There are so many myths around fistula in our communities. Normally, women who are diagnosed with this problem face stigma and some endure shame and pain for the rest of their lives. The World Health Organization (WHO) estimates that, worldwide, up to two million women may be living with fistula. However, the stigma that surrounds the condition causes many cases to go undiagnosed and therefore untreated, sometimes for years or even decades. A lot of people talk about fistula but the general understanding of it is very limited and thus, we take a step back and ask ourselves: What is it really like to live with fistula?
What is Fistula?
Obstetric fistula is an abnormal opening between a woman’s vagina and her urinary tract or rectum, resulting in the leakage of urine, faeces, or both. This debilitating condition is most often caused by obstructed or prolonged labour, and is directly linked to early marriage and motherhood, FGM/C, and a lack of access to high-quality healthcare.
Amref Health Africa’s Intervention
Fistula being a crying out loud case for a lot of suffering women who are mostly scared of getting out and seek help, Amref saw the necessity of making an intervention and changing these women’s story to a better version. Amref Health Africa provides holistic care to women living with fistula in Tanzania. Working with local partners, we provide surgical repair, ongoing psychosocial support, along with entrepreneurship training and seed funding so that women can start up income-generating activities, boosting their confidence and helping them achieve financial independence.
The women we work with are extremely brave: having survived physical and psychological trauma, many go on to work as ambassadors, supporting other women who are living with fistula and addressing stigma in their communities.
Given that decision-making in all matters at a family and community level is predominantly made by men in Tanzania, it is important to involve. At family levels, men are the main decision-makers, including on key issues such as when and where to seek healthcare services.
A woman who lived with Obstetric fistula since 1961
Tabu Ngeleja is one of our very interesting beneficiaries: not just because of her age, but also her courage to live with her condition for decades. Tabu’s story begins with the fact that she got married in 1960 at a very young age and became pregnant instantly. Now seventy-five years old, Tabu Ngeleja lives in the Buchosa district of Mwanza region, and for the first time in many years she felt relieved after having a fistula repair surgery and is now in recovery stage.
In 2020, an Amref outreach team from Mwanza visited Buchosa communities to raise awareness about fistula treatment and prevention.
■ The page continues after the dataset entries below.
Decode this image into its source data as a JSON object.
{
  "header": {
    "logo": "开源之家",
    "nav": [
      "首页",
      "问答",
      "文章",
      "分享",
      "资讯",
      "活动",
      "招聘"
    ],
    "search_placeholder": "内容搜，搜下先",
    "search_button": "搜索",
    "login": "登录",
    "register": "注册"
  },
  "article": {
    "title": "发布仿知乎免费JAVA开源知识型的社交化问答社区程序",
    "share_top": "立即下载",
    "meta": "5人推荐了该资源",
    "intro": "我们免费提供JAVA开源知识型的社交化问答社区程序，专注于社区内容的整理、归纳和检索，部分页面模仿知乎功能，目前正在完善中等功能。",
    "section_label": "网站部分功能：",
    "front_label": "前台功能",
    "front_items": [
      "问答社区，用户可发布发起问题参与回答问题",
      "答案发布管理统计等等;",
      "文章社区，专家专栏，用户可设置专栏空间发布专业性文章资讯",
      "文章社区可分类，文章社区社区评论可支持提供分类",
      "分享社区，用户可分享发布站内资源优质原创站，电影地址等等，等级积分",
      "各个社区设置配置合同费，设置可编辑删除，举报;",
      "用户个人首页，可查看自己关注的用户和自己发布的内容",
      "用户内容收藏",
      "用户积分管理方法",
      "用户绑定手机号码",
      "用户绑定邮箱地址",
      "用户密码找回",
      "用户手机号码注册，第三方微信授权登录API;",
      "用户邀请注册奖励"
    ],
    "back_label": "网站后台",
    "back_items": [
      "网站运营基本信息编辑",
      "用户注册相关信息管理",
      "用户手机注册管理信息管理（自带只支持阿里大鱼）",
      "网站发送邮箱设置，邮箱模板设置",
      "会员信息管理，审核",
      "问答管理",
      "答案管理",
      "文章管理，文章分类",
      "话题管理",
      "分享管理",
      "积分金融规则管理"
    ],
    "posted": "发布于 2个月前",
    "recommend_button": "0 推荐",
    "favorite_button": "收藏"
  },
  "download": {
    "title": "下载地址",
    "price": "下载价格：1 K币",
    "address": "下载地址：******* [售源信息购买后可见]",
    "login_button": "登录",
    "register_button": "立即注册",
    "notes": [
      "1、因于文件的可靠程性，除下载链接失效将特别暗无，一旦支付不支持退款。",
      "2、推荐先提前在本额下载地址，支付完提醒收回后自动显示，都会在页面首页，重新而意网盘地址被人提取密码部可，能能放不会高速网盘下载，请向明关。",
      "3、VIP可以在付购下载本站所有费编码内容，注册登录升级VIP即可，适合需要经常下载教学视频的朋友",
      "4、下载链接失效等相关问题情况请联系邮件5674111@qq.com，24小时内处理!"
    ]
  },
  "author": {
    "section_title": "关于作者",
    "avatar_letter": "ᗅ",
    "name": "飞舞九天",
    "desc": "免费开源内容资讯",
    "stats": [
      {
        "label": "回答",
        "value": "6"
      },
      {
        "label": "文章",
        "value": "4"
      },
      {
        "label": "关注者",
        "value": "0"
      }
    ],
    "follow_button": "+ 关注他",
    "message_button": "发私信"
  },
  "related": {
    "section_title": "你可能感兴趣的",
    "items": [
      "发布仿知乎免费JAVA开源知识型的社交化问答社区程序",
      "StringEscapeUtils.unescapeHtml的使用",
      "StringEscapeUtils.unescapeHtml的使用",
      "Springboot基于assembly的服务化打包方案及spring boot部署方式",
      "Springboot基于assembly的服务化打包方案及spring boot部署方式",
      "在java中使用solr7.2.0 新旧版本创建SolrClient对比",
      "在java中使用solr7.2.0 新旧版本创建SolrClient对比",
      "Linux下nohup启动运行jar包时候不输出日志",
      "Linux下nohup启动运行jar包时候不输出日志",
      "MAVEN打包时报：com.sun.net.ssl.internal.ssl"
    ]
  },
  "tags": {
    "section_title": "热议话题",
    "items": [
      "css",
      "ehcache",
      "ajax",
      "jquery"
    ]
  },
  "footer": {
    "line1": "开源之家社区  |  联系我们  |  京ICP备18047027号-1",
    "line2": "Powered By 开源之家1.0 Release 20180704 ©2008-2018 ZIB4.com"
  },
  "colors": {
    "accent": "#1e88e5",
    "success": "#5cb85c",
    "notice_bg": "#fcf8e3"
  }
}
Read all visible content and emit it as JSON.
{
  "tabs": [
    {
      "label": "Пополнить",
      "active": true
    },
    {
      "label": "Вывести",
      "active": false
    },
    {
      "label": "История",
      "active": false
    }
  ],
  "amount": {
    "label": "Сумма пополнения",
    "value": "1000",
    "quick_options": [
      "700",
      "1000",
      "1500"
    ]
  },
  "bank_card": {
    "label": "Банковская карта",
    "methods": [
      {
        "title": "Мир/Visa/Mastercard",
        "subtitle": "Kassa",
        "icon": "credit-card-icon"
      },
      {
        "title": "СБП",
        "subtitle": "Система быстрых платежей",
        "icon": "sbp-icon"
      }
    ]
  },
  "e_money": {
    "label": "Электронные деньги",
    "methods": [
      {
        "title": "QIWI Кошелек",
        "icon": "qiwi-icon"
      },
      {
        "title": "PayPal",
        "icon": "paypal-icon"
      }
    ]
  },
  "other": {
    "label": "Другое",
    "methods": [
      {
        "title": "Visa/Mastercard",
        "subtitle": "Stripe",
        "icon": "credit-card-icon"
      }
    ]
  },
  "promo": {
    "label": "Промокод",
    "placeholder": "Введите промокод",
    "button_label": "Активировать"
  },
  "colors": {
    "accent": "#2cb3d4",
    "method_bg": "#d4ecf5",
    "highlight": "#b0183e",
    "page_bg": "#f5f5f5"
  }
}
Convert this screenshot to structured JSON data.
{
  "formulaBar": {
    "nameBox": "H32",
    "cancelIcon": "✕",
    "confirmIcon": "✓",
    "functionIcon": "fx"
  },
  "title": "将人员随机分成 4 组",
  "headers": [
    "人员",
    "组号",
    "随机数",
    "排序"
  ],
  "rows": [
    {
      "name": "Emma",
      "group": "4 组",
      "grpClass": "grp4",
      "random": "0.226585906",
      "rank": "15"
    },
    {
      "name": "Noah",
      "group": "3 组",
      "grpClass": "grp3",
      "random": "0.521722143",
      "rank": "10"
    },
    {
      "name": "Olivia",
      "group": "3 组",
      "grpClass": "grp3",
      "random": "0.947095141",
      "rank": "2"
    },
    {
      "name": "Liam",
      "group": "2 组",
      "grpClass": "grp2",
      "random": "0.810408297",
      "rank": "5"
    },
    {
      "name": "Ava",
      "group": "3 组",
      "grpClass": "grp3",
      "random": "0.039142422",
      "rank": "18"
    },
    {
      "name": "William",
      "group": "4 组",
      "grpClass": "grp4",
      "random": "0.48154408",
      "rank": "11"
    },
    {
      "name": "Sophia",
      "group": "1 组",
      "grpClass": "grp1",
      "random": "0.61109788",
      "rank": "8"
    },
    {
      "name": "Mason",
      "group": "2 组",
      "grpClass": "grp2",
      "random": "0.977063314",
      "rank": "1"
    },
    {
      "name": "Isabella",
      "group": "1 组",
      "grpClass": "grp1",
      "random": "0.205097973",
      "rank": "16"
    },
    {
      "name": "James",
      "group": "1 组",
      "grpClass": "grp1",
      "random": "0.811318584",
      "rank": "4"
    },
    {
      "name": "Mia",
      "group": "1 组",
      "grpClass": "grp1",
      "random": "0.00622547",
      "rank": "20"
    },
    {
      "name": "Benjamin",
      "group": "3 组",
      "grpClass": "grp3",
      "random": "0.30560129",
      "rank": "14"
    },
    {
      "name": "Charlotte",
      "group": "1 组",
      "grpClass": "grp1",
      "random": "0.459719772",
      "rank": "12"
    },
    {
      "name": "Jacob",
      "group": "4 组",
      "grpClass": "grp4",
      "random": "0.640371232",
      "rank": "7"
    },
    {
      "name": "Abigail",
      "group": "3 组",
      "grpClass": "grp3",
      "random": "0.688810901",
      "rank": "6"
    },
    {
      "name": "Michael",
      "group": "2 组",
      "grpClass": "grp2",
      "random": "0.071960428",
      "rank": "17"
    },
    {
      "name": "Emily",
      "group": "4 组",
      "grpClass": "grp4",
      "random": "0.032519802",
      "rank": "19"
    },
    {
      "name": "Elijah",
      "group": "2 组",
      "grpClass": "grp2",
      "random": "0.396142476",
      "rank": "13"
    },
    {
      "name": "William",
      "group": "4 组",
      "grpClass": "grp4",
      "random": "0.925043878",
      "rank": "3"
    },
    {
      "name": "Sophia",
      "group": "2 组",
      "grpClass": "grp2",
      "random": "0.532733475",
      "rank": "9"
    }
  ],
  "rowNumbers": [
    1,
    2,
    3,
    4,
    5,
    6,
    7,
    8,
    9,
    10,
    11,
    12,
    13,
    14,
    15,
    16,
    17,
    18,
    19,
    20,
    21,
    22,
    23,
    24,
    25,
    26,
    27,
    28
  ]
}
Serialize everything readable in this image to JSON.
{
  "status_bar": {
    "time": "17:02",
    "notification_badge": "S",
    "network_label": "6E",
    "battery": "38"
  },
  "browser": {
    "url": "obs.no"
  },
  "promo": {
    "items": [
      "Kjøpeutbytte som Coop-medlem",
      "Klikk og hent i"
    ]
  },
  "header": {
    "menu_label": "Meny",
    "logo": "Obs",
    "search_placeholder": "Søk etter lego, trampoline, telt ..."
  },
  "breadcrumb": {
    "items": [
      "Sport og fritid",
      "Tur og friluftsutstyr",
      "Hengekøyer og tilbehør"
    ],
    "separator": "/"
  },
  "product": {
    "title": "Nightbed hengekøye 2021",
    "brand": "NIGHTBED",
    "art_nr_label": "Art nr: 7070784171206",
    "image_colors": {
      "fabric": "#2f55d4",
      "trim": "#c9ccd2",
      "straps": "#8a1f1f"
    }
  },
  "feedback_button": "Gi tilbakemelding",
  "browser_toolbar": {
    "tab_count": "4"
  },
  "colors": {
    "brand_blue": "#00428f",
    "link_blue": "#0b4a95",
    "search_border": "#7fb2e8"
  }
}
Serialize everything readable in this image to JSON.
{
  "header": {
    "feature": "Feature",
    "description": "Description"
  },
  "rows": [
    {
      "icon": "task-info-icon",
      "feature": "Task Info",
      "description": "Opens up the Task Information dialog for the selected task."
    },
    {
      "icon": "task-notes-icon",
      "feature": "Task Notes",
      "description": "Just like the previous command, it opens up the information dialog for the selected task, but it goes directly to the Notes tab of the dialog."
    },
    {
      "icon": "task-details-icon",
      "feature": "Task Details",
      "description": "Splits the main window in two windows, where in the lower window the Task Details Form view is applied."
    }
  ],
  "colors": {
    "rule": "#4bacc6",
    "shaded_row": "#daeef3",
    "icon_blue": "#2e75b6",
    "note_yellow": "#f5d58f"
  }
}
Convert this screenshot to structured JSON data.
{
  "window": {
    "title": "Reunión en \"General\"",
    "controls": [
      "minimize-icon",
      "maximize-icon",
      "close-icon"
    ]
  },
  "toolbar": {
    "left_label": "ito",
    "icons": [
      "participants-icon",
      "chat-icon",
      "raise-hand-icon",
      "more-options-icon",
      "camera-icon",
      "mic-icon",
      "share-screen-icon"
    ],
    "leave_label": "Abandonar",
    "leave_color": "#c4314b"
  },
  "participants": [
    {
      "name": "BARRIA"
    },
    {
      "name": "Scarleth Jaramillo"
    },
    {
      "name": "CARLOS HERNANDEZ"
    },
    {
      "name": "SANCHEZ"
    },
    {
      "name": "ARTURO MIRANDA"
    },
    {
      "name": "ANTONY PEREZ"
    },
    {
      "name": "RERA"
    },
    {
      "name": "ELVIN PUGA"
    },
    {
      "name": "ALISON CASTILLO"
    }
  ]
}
On this trip, they met Tabu, an elderly woman who had lived with fistula for almost 60 years. While talking to her trying to find out how her society reacted to her problem, with tears in her eyes, she recalled by saying…
“They said to me, are you bewitched?”… she paused and added, “the society including some members of my family stigmatized me” – but people were wrong about Tabu’s problem. Tabu, like many other women in our communities, had no idea of the existence of fistula and did not believe that she could be treated as people said that she was bewitched.
The most painful thing that women living with fistula end up having over the years is the total loss of self-esteem and confidence in themselves as women. Tabu said, “I am no longer beautiful enough to impress men to get married again, I am at home such as a statue why should I go now for treatment?” She asked, “I lived with this problem since Tanganyika got independence [in the 1960s]. My son was the one who convinced me to go and get treatment, after he got education from the Amref outreach team, I could not believe my problem would be cured. He told me even his wife insulted him, saying that, “Your mother is urinating on herself, it’s shameful for us.” Tabu’s world was full of isolation and pain and nobody deserves to live such a life.
After learning about the available treatment options, finally, Tabu agreed to go to Bugando Medical Centre, where her fistula was successfully repaired. Tabu also benefited from Amref fistula program, she receives an ongoing psychosocial counselling, equipped with entrepreneurial skills, and introducing her to community support groups.
With this support, Tabu has resumed her social activities, like attending church and community meetings. She is now an ambassador for fistula in her community, helping to combat the stigma that many patients do face. She is supporting herself by keeping sheep, using the skills she learnt during her entrepreneurship training.
Amref understands that, when these women are cured, their economic stability is as important as their health and so the entrepreneurial program is an important element to them.
When she was asked to give her message to women, Tabu advised that, “Women should not get scared, because after 60 years with the problem, I’m now OK”. With a wide smile on her face, she appeared cheerful and joyful.
Amref Fistula programme is a partnership between Amref Health Africa UK, Amref Health Africa Tanzania, Magu Poverty Focus on Older People Rehabilitation Centre (MAPERECE), and Bugando Medical Centre, funded by The National Lottery Community Fund.
Since the beginning of the project in June 2019 to date the project provided 118/180 fistula surgical repairs, which is funded by other donor out of which, 114 already received entrepreneurship training and 105 provided with seed capital to start income generating activities as part of social economic empowerment. A few who did not receive seed capital had relocated from project area and cannot be easily reached.